[EXERCISE DETAILS]: Every line of the material below that holds the string "JSON" should be copied.

<<<<

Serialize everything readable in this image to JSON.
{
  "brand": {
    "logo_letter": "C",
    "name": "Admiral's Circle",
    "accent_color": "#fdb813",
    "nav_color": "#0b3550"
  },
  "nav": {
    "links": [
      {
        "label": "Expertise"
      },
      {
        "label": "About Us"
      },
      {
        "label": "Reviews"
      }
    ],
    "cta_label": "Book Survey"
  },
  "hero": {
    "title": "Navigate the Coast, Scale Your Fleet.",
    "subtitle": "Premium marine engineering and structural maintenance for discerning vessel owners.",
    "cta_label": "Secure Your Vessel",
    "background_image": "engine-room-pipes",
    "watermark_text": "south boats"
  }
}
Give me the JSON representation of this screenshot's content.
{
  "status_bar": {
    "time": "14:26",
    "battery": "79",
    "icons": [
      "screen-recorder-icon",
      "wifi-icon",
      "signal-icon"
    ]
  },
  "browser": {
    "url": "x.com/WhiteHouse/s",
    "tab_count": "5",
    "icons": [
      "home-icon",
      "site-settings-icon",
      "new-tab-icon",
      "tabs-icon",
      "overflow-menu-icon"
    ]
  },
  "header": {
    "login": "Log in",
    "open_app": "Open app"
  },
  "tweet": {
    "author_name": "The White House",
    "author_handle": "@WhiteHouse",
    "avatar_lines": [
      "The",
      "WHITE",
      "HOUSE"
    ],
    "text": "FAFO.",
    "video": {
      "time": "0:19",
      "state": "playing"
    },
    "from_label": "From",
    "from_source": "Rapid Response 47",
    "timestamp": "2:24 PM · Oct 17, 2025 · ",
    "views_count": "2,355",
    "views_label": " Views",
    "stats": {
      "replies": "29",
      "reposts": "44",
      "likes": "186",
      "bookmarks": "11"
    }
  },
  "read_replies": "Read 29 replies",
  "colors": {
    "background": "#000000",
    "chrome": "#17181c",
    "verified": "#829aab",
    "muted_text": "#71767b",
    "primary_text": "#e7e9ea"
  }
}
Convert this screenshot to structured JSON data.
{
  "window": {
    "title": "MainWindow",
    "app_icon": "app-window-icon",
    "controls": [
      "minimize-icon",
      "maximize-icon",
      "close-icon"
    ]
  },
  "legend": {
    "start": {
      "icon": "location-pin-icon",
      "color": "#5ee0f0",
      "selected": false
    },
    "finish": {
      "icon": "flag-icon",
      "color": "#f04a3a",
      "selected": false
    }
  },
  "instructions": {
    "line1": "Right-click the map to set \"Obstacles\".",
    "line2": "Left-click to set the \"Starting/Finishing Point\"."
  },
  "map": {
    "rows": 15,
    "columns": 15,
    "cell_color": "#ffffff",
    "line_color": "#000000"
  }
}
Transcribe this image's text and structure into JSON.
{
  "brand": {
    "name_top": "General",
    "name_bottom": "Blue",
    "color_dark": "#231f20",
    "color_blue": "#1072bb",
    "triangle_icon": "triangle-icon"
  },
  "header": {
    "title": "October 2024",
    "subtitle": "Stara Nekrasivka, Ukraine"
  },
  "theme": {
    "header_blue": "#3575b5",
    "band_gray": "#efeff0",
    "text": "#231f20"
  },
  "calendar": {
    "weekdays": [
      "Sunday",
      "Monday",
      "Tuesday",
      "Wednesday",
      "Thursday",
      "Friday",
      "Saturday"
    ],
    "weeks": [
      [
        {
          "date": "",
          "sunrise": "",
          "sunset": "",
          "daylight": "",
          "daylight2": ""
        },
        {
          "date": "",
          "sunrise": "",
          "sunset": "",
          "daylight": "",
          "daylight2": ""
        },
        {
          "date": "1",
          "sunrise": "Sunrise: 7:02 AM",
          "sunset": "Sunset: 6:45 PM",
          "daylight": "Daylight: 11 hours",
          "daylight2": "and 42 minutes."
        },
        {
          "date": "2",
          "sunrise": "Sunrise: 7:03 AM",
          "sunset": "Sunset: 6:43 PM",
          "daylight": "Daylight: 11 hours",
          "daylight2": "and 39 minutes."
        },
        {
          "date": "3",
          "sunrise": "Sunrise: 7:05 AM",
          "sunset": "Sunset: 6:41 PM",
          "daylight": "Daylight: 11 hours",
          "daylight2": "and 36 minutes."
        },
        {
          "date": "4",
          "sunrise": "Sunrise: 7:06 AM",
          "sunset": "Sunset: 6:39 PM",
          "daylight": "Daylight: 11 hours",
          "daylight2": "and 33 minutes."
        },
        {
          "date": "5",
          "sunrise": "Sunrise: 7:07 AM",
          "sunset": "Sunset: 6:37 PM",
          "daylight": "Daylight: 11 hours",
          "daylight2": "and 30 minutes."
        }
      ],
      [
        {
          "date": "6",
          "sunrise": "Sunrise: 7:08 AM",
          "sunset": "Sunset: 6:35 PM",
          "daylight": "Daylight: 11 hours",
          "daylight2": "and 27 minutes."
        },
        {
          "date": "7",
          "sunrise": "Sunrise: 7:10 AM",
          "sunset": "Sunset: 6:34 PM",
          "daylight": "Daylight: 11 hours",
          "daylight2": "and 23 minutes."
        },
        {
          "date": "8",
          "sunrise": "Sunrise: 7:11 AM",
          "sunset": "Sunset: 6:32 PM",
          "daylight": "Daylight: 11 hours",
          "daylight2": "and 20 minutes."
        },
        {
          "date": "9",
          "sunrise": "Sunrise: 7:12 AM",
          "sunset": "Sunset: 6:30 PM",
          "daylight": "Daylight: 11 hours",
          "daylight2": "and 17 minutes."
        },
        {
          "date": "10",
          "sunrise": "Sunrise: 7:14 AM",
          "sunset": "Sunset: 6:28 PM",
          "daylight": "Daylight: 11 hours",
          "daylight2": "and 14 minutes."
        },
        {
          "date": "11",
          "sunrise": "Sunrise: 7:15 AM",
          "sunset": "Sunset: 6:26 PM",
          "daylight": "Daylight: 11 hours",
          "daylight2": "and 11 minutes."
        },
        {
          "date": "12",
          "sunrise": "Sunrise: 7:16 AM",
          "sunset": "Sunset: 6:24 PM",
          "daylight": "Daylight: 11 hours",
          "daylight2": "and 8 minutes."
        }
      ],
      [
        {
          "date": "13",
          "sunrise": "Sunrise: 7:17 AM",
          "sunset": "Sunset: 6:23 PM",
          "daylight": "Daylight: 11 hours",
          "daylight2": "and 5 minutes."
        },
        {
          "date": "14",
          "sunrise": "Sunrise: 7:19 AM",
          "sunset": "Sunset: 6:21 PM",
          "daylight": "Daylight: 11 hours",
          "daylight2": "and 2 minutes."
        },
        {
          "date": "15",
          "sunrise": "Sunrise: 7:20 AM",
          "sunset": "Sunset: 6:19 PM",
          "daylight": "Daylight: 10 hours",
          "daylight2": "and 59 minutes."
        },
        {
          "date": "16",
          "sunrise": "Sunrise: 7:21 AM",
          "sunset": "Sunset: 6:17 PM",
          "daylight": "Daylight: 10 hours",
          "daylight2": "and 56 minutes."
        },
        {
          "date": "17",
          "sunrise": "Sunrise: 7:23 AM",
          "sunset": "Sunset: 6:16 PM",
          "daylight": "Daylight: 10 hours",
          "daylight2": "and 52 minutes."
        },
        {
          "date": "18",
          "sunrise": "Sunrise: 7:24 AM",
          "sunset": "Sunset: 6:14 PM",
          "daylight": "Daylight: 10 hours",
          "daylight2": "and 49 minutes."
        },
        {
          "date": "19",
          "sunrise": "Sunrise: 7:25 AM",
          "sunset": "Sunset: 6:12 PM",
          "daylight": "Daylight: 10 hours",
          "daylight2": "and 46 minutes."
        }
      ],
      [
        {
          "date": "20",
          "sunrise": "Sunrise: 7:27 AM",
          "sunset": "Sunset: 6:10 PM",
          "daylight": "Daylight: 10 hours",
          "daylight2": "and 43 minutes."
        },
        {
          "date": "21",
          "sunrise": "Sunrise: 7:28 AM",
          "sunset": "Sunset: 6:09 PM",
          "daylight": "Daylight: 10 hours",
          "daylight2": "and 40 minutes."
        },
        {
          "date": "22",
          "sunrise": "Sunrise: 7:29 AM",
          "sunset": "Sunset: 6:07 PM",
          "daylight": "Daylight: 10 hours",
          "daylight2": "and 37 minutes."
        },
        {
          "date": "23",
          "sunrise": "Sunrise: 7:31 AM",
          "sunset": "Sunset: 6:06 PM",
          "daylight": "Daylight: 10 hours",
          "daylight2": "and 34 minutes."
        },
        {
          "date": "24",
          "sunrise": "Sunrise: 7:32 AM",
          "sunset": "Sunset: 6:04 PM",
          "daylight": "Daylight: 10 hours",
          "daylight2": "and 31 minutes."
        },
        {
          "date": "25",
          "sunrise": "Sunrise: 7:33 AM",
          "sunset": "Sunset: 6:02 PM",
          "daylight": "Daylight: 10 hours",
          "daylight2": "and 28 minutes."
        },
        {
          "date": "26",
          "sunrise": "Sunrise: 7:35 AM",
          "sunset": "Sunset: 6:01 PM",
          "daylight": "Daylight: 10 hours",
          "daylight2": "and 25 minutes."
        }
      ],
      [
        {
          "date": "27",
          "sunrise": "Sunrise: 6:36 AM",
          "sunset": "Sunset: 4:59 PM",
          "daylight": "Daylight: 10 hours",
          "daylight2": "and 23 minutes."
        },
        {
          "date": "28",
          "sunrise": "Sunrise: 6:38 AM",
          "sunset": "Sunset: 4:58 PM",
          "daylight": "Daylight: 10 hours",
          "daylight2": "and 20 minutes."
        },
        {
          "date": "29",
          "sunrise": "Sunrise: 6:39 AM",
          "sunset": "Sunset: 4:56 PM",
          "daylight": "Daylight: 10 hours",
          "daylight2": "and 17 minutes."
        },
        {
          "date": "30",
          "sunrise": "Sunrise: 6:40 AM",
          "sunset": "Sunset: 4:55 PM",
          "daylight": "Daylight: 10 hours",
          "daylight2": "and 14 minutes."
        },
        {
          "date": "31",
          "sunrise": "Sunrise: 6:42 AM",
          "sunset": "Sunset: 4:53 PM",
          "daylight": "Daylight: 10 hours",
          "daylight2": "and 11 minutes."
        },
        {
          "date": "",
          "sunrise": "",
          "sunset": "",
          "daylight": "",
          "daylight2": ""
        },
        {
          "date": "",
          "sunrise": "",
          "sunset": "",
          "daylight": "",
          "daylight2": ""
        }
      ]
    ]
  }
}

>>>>

[EXERCISE ANSWER]:
Serialize everything readable in this image to JSON.
Give me the JSON representation of this screenshot's content.
Convert this screenshot to structured JSON data.
Transcribe this image's text and structure into JSON.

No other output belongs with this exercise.